## Prompt
Down to the last line, reproduce the data below exactly.

Listed records START

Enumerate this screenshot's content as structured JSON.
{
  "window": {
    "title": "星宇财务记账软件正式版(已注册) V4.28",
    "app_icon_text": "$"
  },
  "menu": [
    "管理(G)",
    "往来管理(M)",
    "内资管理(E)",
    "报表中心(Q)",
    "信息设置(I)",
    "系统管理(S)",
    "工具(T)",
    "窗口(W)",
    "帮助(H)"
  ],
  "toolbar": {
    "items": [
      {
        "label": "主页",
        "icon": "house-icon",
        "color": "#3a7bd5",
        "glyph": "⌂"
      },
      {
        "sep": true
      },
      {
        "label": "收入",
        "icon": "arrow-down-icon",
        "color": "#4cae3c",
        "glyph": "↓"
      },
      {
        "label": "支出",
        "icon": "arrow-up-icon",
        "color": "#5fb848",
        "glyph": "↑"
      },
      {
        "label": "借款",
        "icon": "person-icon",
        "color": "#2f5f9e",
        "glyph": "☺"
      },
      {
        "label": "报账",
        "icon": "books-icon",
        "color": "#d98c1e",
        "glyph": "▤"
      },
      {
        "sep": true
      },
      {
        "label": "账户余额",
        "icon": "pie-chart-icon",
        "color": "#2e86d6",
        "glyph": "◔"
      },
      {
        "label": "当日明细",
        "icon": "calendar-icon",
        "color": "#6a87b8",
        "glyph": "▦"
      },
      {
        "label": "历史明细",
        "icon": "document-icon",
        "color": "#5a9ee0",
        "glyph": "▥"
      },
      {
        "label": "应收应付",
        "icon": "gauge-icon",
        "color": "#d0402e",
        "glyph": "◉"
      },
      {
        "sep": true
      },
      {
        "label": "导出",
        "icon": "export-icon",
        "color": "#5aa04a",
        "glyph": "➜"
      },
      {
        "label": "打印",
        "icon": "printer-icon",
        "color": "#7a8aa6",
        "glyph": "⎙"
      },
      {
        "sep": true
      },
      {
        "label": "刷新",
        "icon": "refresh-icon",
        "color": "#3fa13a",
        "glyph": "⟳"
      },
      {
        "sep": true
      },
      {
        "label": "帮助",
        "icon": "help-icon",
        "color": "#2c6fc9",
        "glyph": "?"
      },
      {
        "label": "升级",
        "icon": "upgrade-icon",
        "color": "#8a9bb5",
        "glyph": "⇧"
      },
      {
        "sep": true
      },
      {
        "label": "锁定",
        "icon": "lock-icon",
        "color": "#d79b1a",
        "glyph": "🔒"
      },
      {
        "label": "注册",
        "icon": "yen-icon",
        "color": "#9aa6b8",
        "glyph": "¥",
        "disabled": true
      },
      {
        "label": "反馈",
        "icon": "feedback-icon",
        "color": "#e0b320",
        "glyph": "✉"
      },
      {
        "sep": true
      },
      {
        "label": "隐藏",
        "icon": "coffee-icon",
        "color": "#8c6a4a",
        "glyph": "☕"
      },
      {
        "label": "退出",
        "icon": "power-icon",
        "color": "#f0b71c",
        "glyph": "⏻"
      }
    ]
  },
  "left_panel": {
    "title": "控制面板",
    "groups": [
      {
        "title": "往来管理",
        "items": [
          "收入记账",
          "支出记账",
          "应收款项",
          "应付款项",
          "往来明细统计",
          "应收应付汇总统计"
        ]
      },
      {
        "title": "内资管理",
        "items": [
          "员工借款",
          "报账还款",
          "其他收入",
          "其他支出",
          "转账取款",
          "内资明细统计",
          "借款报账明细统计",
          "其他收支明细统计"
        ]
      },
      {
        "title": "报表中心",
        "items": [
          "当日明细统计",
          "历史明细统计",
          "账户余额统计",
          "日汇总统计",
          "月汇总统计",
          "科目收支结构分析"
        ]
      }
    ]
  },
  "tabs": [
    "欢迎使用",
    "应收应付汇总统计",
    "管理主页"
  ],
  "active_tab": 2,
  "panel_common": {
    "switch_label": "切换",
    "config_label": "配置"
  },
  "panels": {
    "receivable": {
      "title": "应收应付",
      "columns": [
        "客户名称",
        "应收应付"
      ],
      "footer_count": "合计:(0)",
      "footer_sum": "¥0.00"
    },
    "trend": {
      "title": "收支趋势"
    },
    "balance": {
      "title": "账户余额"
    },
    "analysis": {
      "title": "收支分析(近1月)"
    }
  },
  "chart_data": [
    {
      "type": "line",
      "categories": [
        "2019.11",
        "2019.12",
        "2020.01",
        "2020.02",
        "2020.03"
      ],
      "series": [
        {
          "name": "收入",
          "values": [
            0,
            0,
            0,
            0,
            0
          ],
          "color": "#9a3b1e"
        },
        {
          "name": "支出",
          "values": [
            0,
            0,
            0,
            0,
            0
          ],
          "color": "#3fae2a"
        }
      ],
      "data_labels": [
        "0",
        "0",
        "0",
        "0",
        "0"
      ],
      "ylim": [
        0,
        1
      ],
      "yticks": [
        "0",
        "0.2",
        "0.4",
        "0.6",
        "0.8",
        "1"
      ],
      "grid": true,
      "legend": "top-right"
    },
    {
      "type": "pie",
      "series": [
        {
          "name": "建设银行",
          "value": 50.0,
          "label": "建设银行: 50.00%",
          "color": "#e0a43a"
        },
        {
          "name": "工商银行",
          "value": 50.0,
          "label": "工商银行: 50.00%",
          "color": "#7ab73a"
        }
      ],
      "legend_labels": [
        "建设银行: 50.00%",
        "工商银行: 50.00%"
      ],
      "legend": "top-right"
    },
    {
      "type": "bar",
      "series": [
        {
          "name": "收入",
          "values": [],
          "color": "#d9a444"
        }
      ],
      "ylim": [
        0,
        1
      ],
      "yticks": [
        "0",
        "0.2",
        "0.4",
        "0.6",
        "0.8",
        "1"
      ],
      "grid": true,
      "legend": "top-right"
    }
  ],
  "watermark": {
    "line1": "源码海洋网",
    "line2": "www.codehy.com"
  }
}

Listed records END

## Result for this exercise
Enumerate this screenshot's content as structured JSON.
{
  "window": {
    "title": "星宇财务记账软件正式版(已注册) V4.28",
    "app_icon_text": "$"
  },
  "menu": [
    "管理(G)",
    "往来管理(M)",
    "内资管理(E)",
    "报表中心(Q)",
    "信息设置(I)",
    "系统管理(S)",
    "工具(T)",
    "窗口(W)",
    "帮助(H)"
  ],
  "toolbar": {
    "items": [
      {
        "label": "主页",
        "icon": "house-icon",
        "color": "#3a7bd5",
        "glyph": "⌂"
      },
      {
        "sep": true
      },
      {
        "label": "收入",
        "icon": "arrow-down-icon",
        "color": "#4cae3c",
        "glyph": "↓"
      },
      {
        "label": "支出",
        "icon": "arrow-up-icon",
        "color": "#5fb848",
        "glyph": "↑"
      },
      {
        "label": "借款",
        "icon": "person-icon",
        "color": "#2f5f9e",
        "glyph": "☺"
      },
      {
        "label": "报账",
        "icon": "books-icon",
        "color": "#d98c1e",
        "glyph": "▤"
      },
      {
        "sep": true
      },
      {
        "label": "账户余额",
        "icon": "pie-chart-icon",
        "color": "#2e86d6",
        "glyph": "◔"
      },
      {
        "label": "当日明细",
        "icon": "calendar-icon",
        "color": "#6a87b8",
        "glyph": "▦"
      },
      {
        "label": "历史明细",
        "icon": "document-icon",
        "color": "#5a9ee0",
        "glyph": "▥"
      },
      {
        "label": "应收应付",
        "icon": "gauge-icon",
        "color": "#d0402e",
        "glyph": "◉"
      },
      {
        "sep": true
      },
      {
        "label": "导出",
        "icon": "export-icon",
        "color": "#5aa04a",
        "glyph": "➜"
      },
      {
        "label": "打印",
        "icon": "printer-icon",
        "color": "#7a8aa6",
        "glyph": "⎙"
      },
      {
        "sep": true
      },
      {
        "label": "刷新",
        "icon": "refresh-icon",
        "color": "#3fa13a",
        "glyph": "⟳"
      },
      {
        "sep": true
      },
      {
        "label": "帮助",
        "icon": "help-icon",
        "color": "#2c6fc9",
        "glyph": "?"
      },
      {
        "label": "升级",
        "icon": "upgrade-icon",
        "color": "#8a9bb5",
        "glyph": "⇧"
      },
      {
        "sep": true
      },
      {
        "label": "锁定",
        "icon": "lock-icon",
        "color": "#d79b1a",
        "glyph": "🔒"
      },
      {
        "label": "注册",
        "icon": "yen-icon",
        "color": "#9aa6b8",
        "glyph": "¥",
        "disabled": true
      },
      {
        "label": "反馈",
        "icon": "feedback-icon",
        "color": "#e0b320",
        "glyph": "✉"
      },
      {
        "sep": true
      },
      {
        "label": "隐藏",
        "icon": "coffee-icon",
        "color": "#8c6a4a",
        "glyph": "☕"
      },
      {
        "label": "退出",
        "icon": "power-icon",
        "color": "#f0b71c",
        "glyph": "⏻"
      }
    ]
  },
  "left_panel": {
    "title": "控制面板",
    "groups": [
      {
        "title": "往来管理",
        "items": [
          "收入记账",
          "支出记账",
          "应收款项",
          "应付款项",
          "往来明细统计",
          "应收应付汇总统计"
        ]
      },
      {
        "title": "内资管理",
        "items": [
          "员工借款",
          "报账还款",
          "其他收入",
          "其他支出",
          "转账取款",
          "内资明细统计",
          "借款报账明细统计",
          "其他收支明细统计"
        ]
      },
      {
        "title": "报表中心",
        "items": [
          "当日明细统计",
          "历史明细统计",
          "账户余额统计",
          "日汇总统计",
          "月汇总统计",
          "科目收支结构分析"
        ]
      }
    ]
  },
  "tabs": [
    "欢迎使用",
    "应收应付汇总统计",
    "管理主页"
  ],
  "active_tab": 2,
  "panel_common": {
    "switch_label": "切换",
    "config_label": "配置"
  },
  "panels": {
    "receivable": {
      "title": "应收应付",
      "columns": [
        "客户名称",
        "应收应付"
      ],
      "footer_count": "合计:(0)",
      "footer_sum": "¥0.00"
    },
    "trend": {
      "title": "收支趋势"
    },
    "balance": {
      "title": "账户余额"
    },
    "analysis": {
      "title": "收支分析(近1月)"
    }
  },
  "chart_data": [
    {
      "type": "line",
      "categories": [
        "2019.11",
        "2019.12",
        "2020.01",
        "2020.02",
        "2020.03"
      ],
      "series": [
        {
          "name": "收入",
          "values": [
            0,
            0,
            0,
            0,
            0
          ],
          "color": "#9a3b1e"
        },
        {
          "name": "支出",
          "values": [
            0,
            0,
            0,
            0,
            0
          ],
          "color": "#3fae2a"
        }
      ],
      "data_labels": [
        "0",
        "0",
        "0",
        "0",
        "0"
      ],
      "ylim": [
        0,
        1
      ],
      "yticks": [
        "0",
        "0.2",
        "0.4",
        "0.6",
        "0.8",
        "1"
      ],
      "grid": true,
      "legend": "top-right"
    },
    {
      "type": "pie",
      "series": [
        {
          "name": "建设银行",
          "value": 50.0,
          "label": "建设银行: 50.00%",
          "color": "#e0a43a"
        },
        {
          "name": "工商银行",
          "value": 50.0,
          "label": "工商银行: 50.00%",
          "color": "#7ab73a"
        }
      ],
      "legend_labels": [
        "建设银行: 50.00%",
        "工商银行: 50.00%"
      ],
      "legend": "top-right"
    },
    {
      "type": "bar",
      "series": [
        {
          "name": "收入",
          "values": [],
          "color": "#d9a444"
        }
      ],
      "ylim": [
        0,
        1
      ],
      "yticks": [
        "0",
        "0.2",
        "0.4",
        "0.6",
        "0.8",
        "1"
      ],
      "grid": true,
      "legend": "top-right"
    }
  ],
  "watermark": {
    "line1": "源码海洋网",
    "line2": "www.codehy.com"
  }
}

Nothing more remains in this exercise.